Dog fighting a top priority in Dubai, vet health inspectors say
DUBAI // Every day is busy for veterinary health inspectors at Dubai Municipality, whether taking calls about advice on keeping lions to trawling social media for signs of dog fighting, it is all in a day’s work.
That workload is unlikely to lessen any time soon, with further laws in the pipeline to restrict ownership of some dog breeds considered dangerous by authorities.
So far this year, there have been about 150 reports of dog bites sent to Dubai Municipality. Of those, only 20 were considered serious enough to warrant further action.
Veterinary inspectors have said a further six breeds are likely to be added to the banned list, once additional laws have been passed at a federal level.
“The issue of dog fighting has reduced a lot in Dubai since the 1990s, when it was everywhere, but it is still a problem,” said Thani Nasser Alsuwaidi, assistant veterinary health inspector at the municipality’s public health services department.
“Now it is hidden, more underground than out in the open, making it difficult to close down these operations. When we do get tip-offs, it is usually too late and they’re gone.
“When we find dogs that have been used in fights, especially pitbulls, they have signs of scarring, bleeding, or bites.”
Dogs bred for fighting are particularly difficult to return to the community. Although it goes on, there have been no official reports made to Dubai Municipality since 2013.
“I found an Instagram account of an owner of a pitbull, and it was clear he was using the dog for fighting,” Mr Alsuwaidi said.
“With social media, it is difficult as none of these service providers are based here, so it is hard to demand information on account holders to investigate. All we can do is report our concerns to the correct channels, like Interpol.
“Sometimes we get lucky. There was a photo of a dog fight, with a guy’s car in the background that we were able to trace.
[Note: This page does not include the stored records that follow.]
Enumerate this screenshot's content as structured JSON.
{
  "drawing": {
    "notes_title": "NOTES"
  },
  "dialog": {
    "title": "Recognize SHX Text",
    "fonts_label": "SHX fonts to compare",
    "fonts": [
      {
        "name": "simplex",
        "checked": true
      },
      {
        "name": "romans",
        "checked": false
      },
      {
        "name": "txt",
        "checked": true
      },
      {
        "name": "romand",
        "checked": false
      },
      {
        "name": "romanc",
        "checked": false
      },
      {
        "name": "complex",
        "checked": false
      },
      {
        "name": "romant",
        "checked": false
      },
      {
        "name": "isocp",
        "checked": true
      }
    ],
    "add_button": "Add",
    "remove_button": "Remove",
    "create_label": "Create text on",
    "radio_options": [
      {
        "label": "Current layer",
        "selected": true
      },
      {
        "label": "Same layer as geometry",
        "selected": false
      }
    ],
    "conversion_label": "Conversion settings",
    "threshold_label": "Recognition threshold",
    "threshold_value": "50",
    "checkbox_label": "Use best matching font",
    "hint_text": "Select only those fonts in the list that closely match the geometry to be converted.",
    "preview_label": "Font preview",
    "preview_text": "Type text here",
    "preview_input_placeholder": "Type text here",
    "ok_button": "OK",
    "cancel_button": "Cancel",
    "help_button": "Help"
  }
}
Some people are stupid; we could get the plate number to find him.”
Reported dog bites are not always by breeds on the dangerous list.
Anyone who is bitten must call police first, then go to Rashid Hospital where there is stock for relevant vaccinations, such as for rabies. A call can then be made to the municipality and the dog will be collected.
The municipality holds the dog for 14 days, for behaviour and rabies tests, analysing if it is vicious or not. If the dog is deemed dangerous, it could then be put down.
Most calls to the division are about poorly trained dogs, or neglected rather than dangerous breeds.
The dogs that are banned include all types of pitbulls, wolf-dog hybrids, American Staffordshire terriers, Japanese tosa, Brazilian and Argentinian mastiffs and crossbreeds of any of the six kinds of dogs.
Currently, there is no prison sentence for dog fighting but proposals are afoot that could see a one-year jail term and Dh500,000 fine for anyone found guilty of using dogs for fighting.
Dr Susan Aylott, a volunteer with Animal Welfare Abu Dhabi, said an updated banned dogs list would have to be clear to protect pets already in the UAE.
“The concern is that new dogs that are on the banned list and already in the UAE could end up being dumped, and adding to the problem of strays that need to be rehomed,” she said.
“It needs to be clearly publicised that any new breeds that are added to the banned list are prohibited from being imported into the UAE, and that those dogs already in the country are registered and put on a database, so we know who the owners are, and what they are doing with them.
“If they are caring owners, they should not be penalised and the dogs should be allowed to live out their natural lives in the UAE.
“There needs to be clear planning for the future, so these dogs are not put onto a death list.”
Updated: September 29, 2016 04:00 AM